Collection entries

###

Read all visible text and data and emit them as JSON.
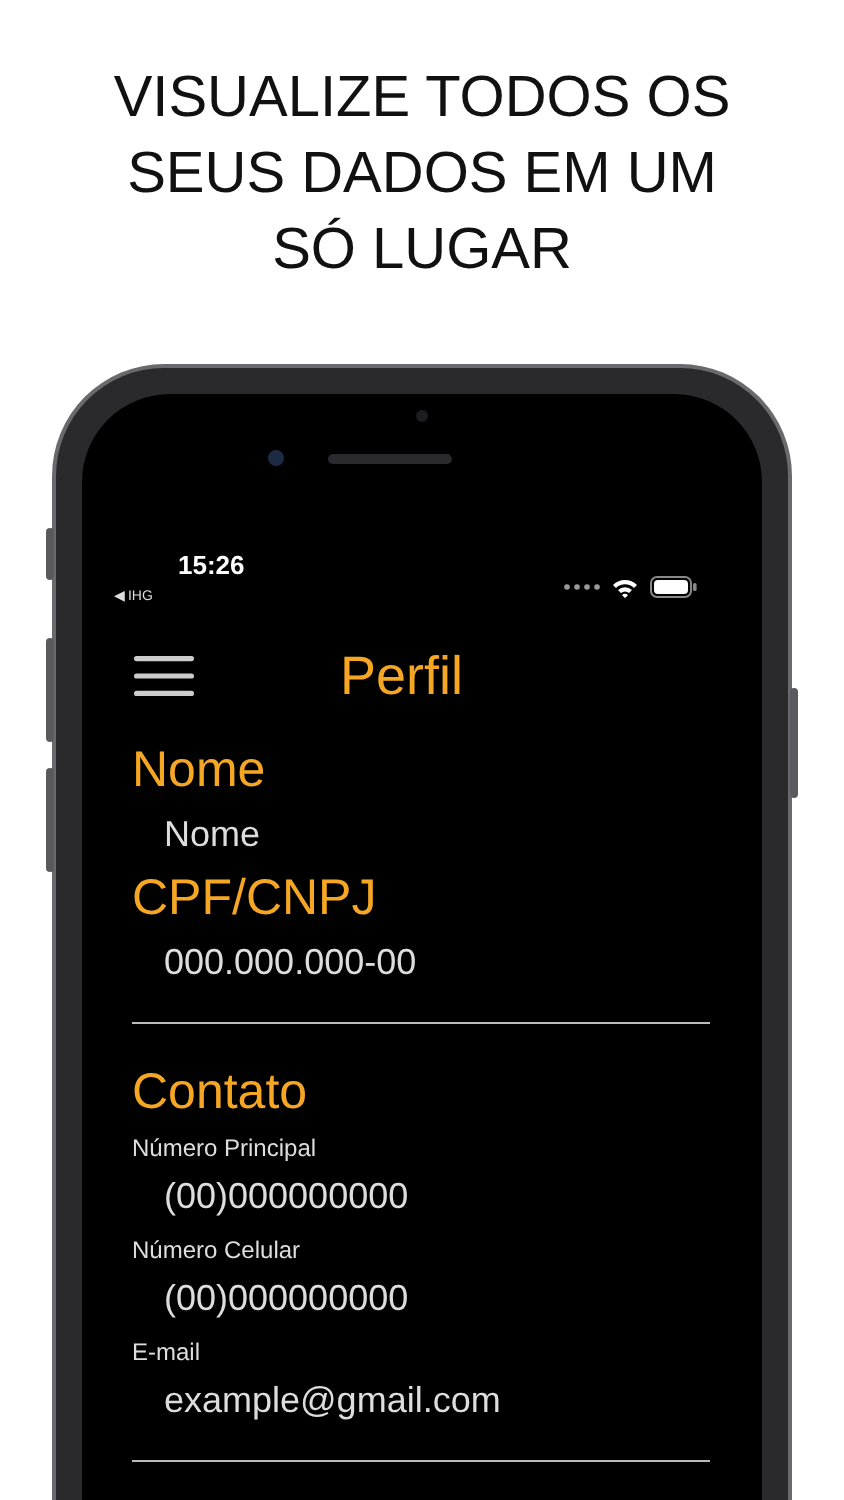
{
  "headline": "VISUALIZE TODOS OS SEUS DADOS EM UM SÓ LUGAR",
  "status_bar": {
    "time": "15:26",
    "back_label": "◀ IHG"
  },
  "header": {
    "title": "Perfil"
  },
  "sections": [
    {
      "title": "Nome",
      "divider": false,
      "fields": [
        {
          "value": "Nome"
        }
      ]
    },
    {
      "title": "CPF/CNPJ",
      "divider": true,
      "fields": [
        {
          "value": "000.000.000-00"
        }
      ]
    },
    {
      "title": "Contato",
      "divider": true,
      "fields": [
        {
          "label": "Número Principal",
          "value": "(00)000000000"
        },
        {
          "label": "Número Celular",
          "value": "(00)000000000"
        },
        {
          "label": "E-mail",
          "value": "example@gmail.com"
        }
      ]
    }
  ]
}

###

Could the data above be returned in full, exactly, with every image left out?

Read all visible text and data and emit them as JSON.
{
  "headline": "VISUALIZE TODOS OS SEUS DADOS EM UM SÓ LUGAR",
  "status_bar": {
    "time": "15:26",
    "back_label": "◀ IHG"
  },
  "header": {
    "title": "Perfil"
  },
  "sections": [
    {
      "title": "Nome",
      "divider": false,
      "fields": [
        {
          "value": "Nome"
        }
      ]
    },
    {
      "title": "CPF/CNPJ",
      "divider": true,
      "fields": [
        {
          "value": "000.000.000-00"
        }
      ]
    },
    {
      "title": "Contato",
      "divider": true,
      "fields": [
        {
          "label": "Número Principal",
          "value": "(00)000000000"
        },
        {
          "label": "Número Celular",
          "value": "(00)000000000"
        },
        {
          "label": "E-mail",
          "value": "example@gmail.com"
        }
      ]
    }
  ]
}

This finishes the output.